The Valley of Abu Hindi is situated in the desert between Jerusalem and Jericho, in a place now classified in the Area C territories1, which are parts of the West Bank under an administrative and military control by the Israeli Authorities. There, the Bedouins are subjected to many prohibitions in particular to build permanent settlements. In Wadi Abu Hindi there's no connection with the electricity or communication nets, they use a hire gas oil generators, which is insufficient for the local needs and cannot work in a continuous way. Water supply is realized with a service rubber pipe of 2 cm diameter, often damaged with infiltrations. Moreover, the camp is downstream of the biggest dumping ground in the area, which is used both by Jerusalem city and Israeli nearby colonies.
The chosen technique is the same used in 2010. After the construction of a metal structure, came the installation of the pisé and bamboo layers in the two sides of the metal corrugated sheet. This technique demonstrated, in-fact, an excellent behaviour in the extreme climate of the desert.
The outdoor spaces of the school are divided in two main areas, each one of them with a very different topography. The main area on the south side, around which all the classrooms are situated, is mainly flat, while a sloped area is rises from the centre of the compound to the north. Here are situated the pavilions of the offices of manager and teachers.

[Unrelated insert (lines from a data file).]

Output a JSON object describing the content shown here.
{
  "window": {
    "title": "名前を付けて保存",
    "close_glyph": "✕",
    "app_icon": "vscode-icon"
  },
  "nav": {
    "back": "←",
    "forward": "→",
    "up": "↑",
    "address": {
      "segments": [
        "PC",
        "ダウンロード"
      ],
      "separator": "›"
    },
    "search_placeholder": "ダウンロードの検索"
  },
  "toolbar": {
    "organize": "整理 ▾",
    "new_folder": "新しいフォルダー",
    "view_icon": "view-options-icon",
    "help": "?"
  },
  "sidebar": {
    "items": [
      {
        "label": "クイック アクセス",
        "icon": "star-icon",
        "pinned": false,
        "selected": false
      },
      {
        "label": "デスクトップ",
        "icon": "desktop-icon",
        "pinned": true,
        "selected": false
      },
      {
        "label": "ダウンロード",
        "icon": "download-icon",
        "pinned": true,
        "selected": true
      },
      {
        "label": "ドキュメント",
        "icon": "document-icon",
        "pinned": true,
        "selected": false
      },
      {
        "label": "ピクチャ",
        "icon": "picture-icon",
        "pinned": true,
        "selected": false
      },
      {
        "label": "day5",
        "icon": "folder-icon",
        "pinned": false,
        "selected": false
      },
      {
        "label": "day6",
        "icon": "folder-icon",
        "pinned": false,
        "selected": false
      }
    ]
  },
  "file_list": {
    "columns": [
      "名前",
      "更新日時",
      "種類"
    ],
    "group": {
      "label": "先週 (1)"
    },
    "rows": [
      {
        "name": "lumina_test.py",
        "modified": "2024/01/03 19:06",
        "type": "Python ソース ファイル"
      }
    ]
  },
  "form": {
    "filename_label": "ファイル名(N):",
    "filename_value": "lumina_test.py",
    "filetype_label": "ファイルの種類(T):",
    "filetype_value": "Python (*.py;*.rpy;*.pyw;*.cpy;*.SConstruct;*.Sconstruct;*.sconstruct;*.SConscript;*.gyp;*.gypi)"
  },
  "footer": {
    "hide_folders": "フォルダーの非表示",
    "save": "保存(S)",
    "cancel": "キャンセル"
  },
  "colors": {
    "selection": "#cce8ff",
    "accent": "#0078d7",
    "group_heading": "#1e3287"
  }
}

The walls were built using Pisé wall and adobe bricks which are methods using compacted mix of straw, sand and clay and the different plastering was also made out of earth. The choice of the material came from a deep analysis of the specific location of the project, with its geographical and socio-political conditions.